Support for international cooperation in the arts, music, theatre, dance, literature and film sectors is a significant part of Germany’s cultural relations and education policy. In 2010, financial resources totalling EUR 1.513 billion (USD 2 billion) were made available by the Federal Government for cultural relations and education policy measures. Advanced training programmes for publishers and publishing professionals from the Arab world run by the Frankfurt Book Fair in conjunction with the Goethe-Institut since 2006 have been particularly successful. Also noteworthy are Quantara.de, Deutsche Welle’s online dialogue platform with the Arab world since 2003, and its Farsi-language online forum, launched in 2010. Over 240 million people around the world access Deutsche Welle via satellite and the Internet.

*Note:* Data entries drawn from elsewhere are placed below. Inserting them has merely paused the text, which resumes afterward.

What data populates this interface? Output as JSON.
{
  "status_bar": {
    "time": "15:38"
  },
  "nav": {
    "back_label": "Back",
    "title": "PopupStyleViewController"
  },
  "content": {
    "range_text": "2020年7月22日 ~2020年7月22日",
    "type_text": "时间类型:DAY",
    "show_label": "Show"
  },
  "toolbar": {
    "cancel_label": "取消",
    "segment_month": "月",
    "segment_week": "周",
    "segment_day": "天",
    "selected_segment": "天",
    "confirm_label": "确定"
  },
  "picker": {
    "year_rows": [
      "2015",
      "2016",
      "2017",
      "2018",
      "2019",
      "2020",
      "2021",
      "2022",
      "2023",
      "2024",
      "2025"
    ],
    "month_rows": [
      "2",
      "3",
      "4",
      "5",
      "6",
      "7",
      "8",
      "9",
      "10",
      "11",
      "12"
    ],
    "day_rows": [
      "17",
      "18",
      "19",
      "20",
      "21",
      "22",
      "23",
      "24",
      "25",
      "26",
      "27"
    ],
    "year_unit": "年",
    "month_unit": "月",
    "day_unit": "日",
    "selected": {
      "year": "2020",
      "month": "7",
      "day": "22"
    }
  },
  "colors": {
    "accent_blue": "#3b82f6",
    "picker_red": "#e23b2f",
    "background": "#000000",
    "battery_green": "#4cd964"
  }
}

The German Council for Sustainable Development included ‘cultural diversity and education for sustainable development’ along with ‘consumption and lifestyles in the context of a sustainable economy’ within its areas of focus for the first time during the period 2010-2013. In 2008/2009, the Federal Government and the Länder explored the working area ‘culture and development’. With its Culture and Development initiative launched in 2008, the Goethe- Institut uses consulting and education programmes to promote institutions and stakeholders from culture and the media, primarily in developing countries. This strengthens the integration of culture as the fourth pillar of sustainable development strategies.
Artist mobility and exchange are promoted through artist residencies and fellowships from the municipalities, the Länder, the Federal Government and foundations. Within the context of the Berlinale, the World Cinema Fund (WCF) emerged as a link between feature films and co-production and distribution support, thus facilitating market access for creative artists from developing and emerging countries. The Frankfurt Book Fair’s invitation programme makes it easier for publishers from developing and emerging countries to access the market.
With regard to the implementation of the Convention on the Protection and Promotion of the Diversity of Cultural Expressions, one of the challenges for cultural policy in Germany, particularly at Länder level, is to ensure the compatibility between public support schemes and competition regulations. It is therefore necessary to continually make all responsible actors aware of the Convention and to support its implementation through coherent and interministerial action.
Policy measures for the promotion of cultural diversity create a valuable basis for long-term partnerships and networks.